You would probably expect for a Catholic university to have religion courses, and for them to be a part of the requirements to graduate. Indeed, Cabrini requires its students to take one class on religion; this will be appreciated or not depending most likely on the student’s religious background. Most students who come from non-practicing families can find the thought of taking a course on religion stressful, while students from religious families might look forward to it. In any case, neither of these kinds of students is expecting a religion class like the one Dr. Primiano teaches.
Whatever your thought is on religion, it will be challenged upon taking the Search for Meaning course taught by Dr. Primiano.
I come from studying in Catholic schools my whole life, and I even studied for some time in an Opus Dei University back in my home country, Venezuela. My family is Catholic, but we are not ‘mega-catholic,’ which means we don’t really go to church, but we practice being kind to others and follow Christian morals. I believe I always went to Catholic schools because their standard of education is very good, I think this is a global particularity, and that is why many kids, even those who don’t come from a practicing family, enroll in Catholic or religious-affiliated schools.
I will have to admit that many of my previous religion classes were very boring and bias. I have always liked philosophy, history, and questioning the world around me, so being told what to think was not exactly my cup of tea. Religion can be approached in many different ways, and I think the way we feel about beliefs has a lot to do with how we explore it and get to know about it.
The best academies will teach you to think and to question, not to follow. Because of my previous experiences with religion classes, I was not sure about how much I was going to enjoy taking my religion requirement at Cabrini, but from the first class I realized just what kind of course I was taking: a great one, the kind that you enjoy going to and look forward to.
First of all, Dr. Primiano is a very memorable character. His presence is as compelling as the course he teaches. And I know fashion lovers are always on the look-out to see what he is wearing because he has the best outfits and style. When you see him for the first time, you already sense something exciting is about to happen. And it does. Also, his office is filled with the most interesting college of religious and historical knickknacks ranging from full-on kitsch to classical to folkloric, and it’s a highly recommended Cabrini location.
Dr. Primiano’s class is called ‘Search for Meaning,’ and instead of reading from the Bible, we explore all main religions, and also ethnic faiths, to learn about their origins and beliefs. So, for someone who has never read anything about religions or their history, this is a deep introduction into religious literacy and students will come out of the class knowing things they would have never known probably from anywhere else.

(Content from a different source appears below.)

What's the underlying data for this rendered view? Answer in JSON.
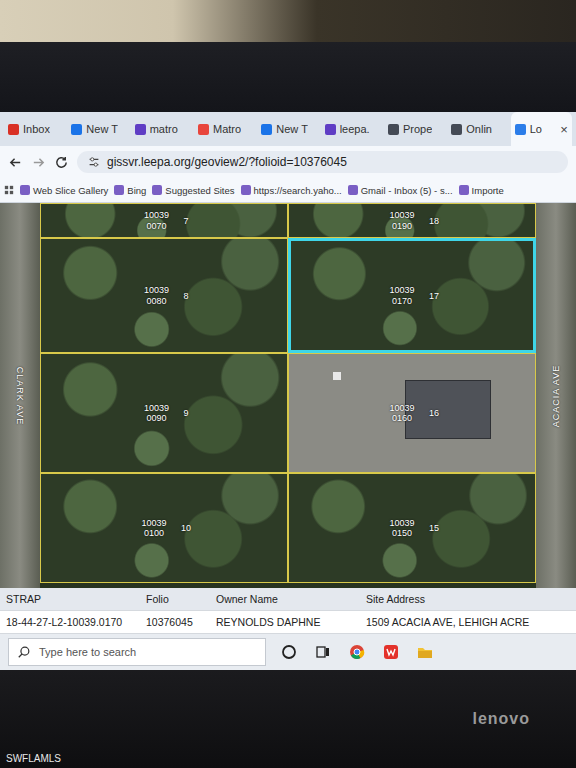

Dr. Leonard Primiano is a Folklorist, and as such, he wants to teach his students not only about religion but about the importance of culture in many different groups and ethnicities.
So far, with Dr. Primiano’s class, I have had many unique opportunities. We went to the Curtis Symphony Orchestra, attended several talks with the authors of the books we are asked to read for the class, visited the headquarters of different religions, such as Father Divine’s estate and the Masonic Temple in Philadelphia, and had a meal with our class at Reading Terminal Market.
So far, my religion requirement has been a pleasure to fulfill, and I have had the opportunity to encounter knowledge I would have probably never encountered if it was not for my Search for Meaning class.
So, I encourage other students to take his course and be immersed in this great religious experience.